### ACTIVITY
Copy every line of the listing that holds the string "with".

### MATERIAL PROVIDED

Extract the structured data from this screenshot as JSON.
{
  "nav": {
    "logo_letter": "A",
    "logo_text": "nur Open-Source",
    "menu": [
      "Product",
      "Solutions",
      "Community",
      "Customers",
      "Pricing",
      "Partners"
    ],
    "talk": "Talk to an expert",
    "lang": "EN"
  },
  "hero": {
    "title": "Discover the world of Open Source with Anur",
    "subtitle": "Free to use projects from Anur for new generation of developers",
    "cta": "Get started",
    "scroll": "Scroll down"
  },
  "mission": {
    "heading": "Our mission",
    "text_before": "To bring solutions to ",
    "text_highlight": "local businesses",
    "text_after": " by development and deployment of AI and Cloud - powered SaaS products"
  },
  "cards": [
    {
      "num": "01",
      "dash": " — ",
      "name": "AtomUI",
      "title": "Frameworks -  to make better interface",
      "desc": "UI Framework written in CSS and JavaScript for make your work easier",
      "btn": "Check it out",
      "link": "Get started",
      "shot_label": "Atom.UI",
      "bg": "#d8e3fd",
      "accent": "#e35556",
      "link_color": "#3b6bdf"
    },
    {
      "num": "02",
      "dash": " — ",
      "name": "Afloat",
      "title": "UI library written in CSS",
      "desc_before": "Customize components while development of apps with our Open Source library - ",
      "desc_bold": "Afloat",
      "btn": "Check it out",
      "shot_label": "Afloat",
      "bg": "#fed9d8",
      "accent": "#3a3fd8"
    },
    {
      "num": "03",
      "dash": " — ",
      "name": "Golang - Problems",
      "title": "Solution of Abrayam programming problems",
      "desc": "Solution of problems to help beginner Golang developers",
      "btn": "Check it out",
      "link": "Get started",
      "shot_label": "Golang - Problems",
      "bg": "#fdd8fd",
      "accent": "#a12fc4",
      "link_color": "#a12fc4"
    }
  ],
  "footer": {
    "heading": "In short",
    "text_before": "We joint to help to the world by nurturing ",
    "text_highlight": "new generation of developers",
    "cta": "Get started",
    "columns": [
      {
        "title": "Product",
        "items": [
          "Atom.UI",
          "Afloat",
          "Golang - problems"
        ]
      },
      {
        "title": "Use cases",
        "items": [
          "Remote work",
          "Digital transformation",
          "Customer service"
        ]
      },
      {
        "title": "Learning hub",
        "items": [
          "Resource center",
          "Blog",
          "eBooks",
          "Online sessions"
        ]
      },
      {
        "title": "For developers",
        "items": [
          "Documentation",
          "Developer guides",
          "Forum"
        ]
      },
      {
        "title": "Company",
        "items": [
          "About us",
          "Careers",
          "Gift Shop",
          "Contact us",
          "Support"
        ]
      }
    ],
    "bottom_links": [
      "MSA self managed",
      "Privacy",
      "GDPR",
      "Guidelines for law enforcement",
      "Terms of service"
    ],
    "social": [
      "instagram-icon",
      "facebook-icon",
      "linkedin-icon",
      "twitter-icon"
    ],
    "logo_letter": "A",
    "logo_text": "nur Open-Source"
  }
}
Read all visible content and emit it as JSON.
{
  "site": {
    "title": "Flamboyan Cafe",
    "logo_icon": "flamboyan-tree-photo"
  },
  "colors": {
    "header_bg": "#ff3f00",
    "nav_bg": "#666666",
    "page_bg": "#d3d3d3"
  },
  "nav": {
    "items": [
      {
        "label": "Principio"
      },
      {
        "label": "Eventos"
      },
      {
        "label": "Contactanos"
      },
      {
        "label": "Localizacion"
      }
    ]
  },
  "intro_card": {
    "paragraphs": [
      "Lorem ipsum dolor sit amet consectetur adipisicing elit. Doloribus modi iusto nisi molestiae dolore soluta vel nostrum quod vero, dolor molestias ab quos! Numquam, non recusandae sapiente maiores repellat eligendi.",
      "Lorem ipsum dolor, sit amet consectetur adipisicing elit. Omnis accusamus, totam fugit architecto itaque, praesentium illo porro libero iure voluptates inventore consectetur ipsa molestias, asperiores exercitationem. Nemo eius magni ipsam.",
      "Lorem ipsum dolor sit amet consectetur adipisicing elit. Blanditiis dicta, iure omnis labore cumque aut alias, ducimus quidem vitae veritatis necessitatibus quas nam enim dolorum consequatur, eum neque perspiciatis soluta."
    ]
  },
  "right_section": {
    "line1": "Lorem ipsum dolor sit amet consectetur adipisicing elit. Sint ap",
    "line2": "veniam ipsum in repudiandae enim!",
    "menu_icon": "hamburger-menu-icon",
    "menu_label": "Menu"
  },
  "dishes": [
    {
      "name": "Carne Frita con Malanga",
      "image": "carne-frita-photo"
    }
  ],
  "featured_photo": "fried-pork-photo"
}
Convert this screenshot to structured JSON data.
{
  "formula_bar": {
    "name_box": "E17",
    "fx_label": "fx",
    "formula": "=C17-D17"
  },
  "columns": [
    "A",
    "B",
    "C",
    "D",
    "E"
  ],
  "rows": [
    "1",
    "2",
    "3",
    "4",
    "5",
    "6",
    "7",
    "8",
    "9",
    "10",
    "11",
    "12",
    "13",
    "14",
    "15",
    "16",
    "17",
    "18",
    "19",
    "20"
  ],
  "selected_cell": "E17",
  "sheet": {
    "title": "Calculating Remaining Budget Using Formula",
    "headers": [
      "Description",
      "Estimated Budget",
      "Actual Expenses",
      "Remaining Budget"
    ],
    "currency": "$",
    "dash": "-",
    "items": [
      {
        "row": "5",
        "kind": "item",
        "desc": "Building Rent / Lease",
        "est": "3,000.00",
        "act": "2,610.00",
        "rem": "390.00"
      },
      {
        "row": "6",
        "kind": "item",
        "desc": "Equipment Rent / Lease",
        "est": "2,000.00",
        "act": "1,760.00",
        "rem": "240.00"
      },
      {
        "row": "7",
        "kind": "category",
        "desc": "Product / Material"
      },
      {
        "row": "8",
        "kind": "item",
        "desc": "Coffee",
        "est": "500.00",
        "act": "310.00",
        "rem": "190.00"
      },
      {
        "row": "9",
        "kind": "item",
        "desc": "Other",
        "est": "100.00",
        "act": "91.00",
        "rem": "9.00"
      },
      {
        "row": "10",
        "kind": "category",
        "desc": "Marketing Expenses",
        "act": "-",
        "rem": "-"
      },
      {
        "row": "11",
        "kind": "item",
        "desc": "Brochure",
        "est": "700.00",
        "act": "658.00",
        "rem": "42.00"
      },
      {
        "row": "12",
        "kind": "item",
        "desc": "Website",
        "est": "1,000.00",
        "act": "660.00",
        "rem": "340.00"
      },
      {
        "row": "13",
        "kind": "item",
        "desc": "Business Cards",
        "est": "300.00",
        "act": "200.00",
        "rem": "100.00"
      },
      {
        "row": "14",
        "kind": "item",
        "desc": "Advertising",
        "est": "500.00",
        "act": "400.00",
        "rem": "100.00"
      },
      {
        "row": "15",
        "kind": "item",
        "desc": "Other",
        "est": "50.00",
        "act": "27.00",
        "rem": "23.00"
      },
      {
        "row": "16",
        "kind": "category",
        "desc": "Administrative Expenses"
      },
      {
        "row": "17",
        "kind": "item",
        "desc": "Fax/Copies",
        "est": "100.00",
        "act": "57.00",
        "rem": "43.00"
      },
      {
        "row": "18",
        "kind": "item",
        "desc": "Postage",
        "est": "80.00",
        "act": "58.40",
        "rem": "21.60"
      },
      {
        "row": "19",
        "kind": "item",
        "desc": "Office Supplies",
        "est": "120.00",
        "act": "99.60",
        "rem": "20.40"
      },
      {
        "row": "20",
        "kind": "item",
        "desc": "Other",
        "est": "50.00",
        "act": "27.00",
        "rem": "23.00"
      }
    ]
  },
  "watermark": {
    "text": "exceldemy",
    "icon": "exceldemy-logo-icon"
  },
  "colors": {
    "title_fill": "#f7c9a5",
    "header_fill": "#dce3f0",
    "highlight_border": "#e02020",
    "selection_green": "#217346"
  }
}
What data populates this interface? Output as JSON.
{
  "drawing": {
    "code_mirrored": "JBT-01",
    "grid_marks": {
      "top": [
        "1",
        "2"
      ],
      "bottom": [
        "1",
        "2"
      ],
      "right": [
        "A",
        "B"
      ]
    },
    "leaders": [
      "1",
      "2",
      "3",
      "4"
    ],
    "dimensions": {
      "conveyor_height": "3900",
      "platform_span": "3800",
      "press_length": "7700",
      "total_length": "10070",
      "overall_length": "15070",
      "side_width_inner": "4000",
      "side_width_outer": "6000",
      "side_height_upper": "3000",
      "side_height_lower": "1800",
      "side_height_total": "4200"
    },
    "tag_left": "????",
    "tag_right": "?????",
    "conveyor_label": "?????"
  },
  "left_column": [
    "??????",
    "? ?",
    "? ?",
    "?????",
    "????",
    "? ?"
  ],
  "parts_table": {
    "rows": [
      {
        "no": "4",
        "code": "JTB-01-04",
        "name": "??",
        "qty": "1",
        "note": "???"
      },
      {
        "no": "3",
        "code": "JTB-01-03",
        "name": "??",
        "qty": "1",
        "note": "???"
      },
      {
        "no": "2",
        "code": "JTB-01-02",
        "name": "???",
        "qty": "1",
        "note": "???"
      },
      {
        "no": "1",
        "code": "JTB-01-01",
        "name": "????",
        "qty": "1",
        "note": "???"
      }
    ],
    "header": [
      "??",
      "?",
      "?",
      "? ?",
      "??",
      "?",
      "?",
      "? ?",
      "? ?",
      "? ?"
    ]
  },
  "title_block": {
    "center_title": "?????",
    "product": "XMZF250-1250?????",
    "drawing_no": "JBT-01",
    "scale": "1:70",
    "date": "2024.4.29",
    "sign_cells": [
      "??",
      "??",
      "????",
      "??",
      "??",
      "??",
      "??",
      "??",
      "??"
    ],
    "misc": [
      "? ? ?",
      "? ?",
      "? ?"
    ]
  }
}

### RESULT FOR THIS EXERCISE
    "title": "Discover the world of Open Source with Anur",
      "desc_before": "Customize components while development of apps with our Open Source library - ",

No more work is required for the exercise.